The US State Department says it's raised concerns with Moscow and Cyprus about a Russian-operated ship carrying what's been described as a dangerous cargo to Syria. Media reports in Cyprus the boat's last port of call suggested that the vessel was carrying ammunition.
A court in London has ruled that a British student, Richard O'Dwyer, can be extradited to the United States, where he faces allegations of US copyright infringement. He's accused of creating a website that allowed people to view films and television shows for free. Lawyers have argued that the website simply directed users to other sites, and they say they'll appeal. Richard O'Dwyer and his mother Julia spoke outside the court.
"I'm obviously disappointed with the judge's decision today. I think I've got faith in the High Court in making the right decision.
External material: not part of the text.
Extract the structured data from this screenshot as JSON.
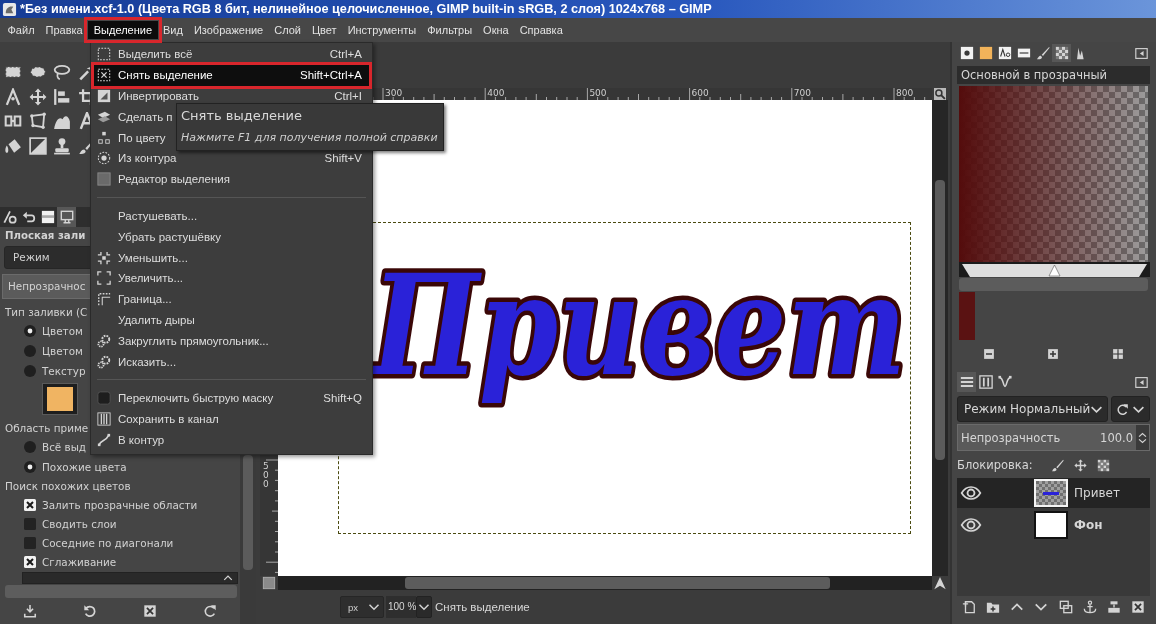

It just seemed like a bit of a guinea pig activity."
"Disgusted. I'd hoped for better from the judge. Disappointed with this government for signing us up to this treaty which has opened the floodgates to America to come and seize British citizens without even having set foot out of this country."
The World Boxing Association has ordered a rematch between the British boxer Amir Khan and the American Lamont Peterson after a controversial fight last month. The WBA said it was concerned about a number of questionable decisions by the referee and the presence of an unauthorised man apparently distracting the judges during the scoring process. Khan was defeated on points and lost his WBA and IBF titles.